About this task: Wherever a line in the data holds the word "user", pull that line out.

Records supplied:
- - -
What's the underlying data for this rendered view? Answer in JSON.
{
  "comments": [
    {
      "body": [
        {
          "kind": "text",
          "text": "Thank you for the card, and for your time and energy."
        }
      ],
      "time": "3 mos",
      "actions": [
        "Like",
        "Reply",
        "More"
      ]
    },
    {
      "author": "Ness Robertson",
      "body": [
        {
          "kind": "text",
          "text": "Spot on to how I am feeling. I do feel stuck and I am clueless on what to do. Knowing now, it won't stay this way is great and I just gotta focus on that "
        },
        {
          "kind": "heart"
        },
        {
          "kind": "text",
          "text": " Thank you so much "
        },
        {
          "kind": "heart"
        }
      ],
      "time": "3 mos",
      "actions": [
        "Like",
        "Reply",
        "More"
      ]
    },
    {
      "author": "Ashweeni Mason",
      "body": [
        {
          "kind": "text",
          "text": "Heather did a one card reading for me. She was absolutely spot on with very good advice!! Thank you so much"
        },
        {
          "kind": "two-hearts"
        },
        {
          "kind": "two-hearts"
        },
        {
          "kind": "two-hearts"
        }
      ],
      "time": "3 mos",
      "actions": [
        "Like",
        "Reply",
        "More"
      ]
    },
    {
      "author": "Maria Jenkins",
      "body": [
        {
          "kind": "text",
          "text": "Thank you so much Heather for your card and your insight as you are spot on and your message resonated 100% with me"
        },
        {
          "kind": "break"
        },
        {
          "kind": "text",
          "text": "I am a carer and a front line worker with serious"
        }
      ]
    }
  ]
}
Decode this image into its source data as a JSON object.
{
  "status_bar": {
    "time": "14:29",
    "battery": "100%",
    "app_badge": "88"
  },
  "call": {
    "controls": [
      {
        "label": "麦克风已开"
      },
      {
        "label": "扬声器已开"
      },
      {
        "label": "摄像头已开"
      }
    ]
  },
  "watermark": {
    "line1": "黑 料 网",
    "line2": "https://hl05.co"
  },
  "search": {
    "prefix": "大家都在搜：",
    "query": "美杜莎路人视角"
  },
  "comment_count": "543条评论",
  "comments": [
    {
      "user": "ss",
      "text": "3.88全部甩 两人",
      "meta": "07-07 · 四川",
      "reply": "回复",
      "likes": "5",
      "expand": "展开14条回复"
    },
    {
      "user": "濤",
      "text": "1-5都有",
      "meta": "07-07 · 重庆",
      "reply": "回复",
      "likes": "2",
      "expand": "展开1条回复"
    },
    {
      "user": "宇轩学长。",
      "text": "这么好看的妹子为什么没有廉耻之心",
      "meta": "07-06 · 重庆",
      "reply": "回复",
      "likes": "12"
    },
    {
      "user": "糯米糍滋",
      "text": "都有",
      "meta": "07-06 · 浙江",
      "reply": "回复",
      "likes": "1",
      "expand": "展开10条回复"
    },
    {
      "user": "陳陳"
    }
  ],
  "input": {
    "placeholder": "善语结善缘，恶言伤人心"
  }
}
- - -
Written response:
      "user": "ss",
      "user": "濤",
      "user": "宇轩学长。",
      "user": "糯米糍滋",
      "user": "陳陳"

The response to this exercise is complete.